Task instructions
Your task is to copy all of the data exactly.

Start of Available records

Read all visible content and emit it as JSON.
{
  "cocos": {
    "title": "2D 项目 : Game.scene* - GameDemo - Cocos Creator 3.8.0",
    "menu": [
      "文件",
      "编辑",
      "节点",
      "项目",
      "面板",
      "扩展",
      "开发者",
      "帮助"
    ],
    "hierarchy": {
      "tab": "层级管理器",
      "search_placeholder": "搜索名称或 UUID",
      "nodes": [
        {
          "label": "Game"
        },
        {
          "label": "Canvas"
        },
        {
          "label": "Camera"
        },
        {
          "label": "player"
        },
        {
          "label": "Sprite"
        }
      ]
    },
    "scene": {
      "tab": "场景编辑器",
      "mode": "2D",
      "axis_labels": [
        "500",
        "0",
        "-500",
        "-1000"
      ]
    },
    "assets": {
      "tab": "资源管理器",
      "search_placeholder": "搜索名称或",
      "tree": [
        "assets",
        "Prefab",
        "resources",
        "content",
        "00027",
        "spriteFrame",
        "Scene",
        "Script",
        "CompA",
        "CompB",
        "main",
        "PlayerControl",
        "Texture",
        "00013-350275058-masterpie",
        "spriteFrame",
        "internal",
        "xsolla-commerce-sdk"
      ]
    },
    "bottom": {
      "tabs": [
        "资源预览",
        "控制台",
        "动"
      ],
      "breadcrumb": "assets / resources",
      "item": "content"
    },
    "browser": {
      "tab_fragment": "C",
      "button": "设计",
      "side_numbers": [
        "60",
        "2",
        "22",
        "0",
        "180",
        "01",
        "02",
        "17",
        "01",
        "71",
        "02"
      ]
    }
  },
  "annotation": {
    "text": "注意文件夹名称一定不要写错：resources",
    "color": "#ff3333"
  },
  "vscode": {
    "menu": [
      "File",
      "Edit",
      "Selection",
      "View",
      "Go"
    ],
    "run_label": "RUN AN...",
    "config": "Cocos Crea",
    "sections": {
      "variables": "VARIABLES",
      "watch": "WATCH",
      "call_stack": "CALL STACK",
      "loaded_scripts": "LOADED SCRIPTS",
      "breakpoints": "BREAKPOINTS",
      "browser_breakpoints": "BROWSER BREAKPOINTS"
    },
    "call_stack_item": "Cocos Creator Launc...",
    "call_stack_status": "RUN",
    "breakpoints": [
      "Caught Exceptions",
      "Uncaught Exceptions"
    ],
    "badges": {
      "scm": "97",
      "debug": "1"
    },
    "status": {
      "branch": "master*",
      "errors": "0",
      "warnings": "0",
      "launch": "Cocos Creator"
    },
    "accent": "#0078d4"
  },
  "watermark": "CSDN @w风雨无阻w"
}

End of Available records

The completed task
Read all visible content and emit it as JSON.
{
  "cocos": {
    "title": "2D 项目 : Game.scene* - GameDemo - Cocos Creator 3.8.0",
    "menu": [
      "文件",
      "编辑",
      "节点",
      "项目",
      "面板",
      "扩展",
      "开发者",
      "帮助"
    ],
    "hierarchy": {
      "tab": "层级管理器",
      "search_placeholder": "搜索名称或 UUID",
      "nodes": [
        {
          "label": "Game"
        },
        {
          "label": "Canvas"
        },
        {
          "label": "Camera"
        },
        {
          "label": "player"
        },
        {
          "label": "Sprite"
        }
      ]
    },
    "scene": {
      "tab": "场景编辑器",
      "mode": "2D",
      "axis_labels": [
        "500",
        "0",
        "-500",
        "-1000"
      ]
    },
    "assets": {
      "tab": "资源管理器",
      "search_placeholder": "搜索名称或",
      "tree": [
        "assets",
        "Prefab",
        "resources",
        "content",
        "00027",
        "spriteFrame",
        "Scene",
        "Script",
        "CompA",
        "CompB",
        "main",
        "PlayerControl",
        "Texture",
        "00013-350275058-masterpie",
        "spriteFrame",
        "internal",
        "xsolla-commerce-sdk"
      ]
    },
    "bottom": {
      "tabs": [
        "资源预览",
        "控制台",
        "动"
      ],
      "breadcrumb": "assets / resources",
      "item": "content"
    },
    "browser": {
      "tab_fragment": "C",
      "button": "设计",
      "side_numbers": [
        "60",
        "2",
        "22",
        "0",
        "180",
        "01",
        "02",
        "17",
        "01",
        "71",
        "02"
      ]
    }
  },
  "annotation": {
    "text": "注意文件夹名称一定不要写错：resources",
    "color": "#ff3333"
  },
  "vscode": {
    "menu": [
      "File",
      "Edit",
      "Selection",
      "View",
      "Go"
    ],
    "run_label": "RUN AN...",
    "config": "Cocos Crea",
    "sections": {
      "variables": "VARIABLES",
      "watch": "WATCH",
      "call_stack": "CALL STACK",
      "loaded_scripts": "LOADED SCRIPTS",
      "breakpoints": "BREAKPOINTS",
      "browser_breakpoints": "BROWSER BREAKPOINTS"
    },
    "call_stack_item": "Cocos Creator Launc...",
    "call_stack_status": "RUN",
    "breakpoints": [
      "Caught Exceptions",
      "Uncaught Exceptions"
    ],
    "badges": {
      "scm": "97",
      "debug": "1"
    },
    "status": {
      "branch": "master*",
      "errors": "0",
      "warnings": "0",
      "launch": "Cocos Creator"
    },
    "accent": "#0078d4"
  },
  "watermark": "CSDN @w风雨无阻w"
}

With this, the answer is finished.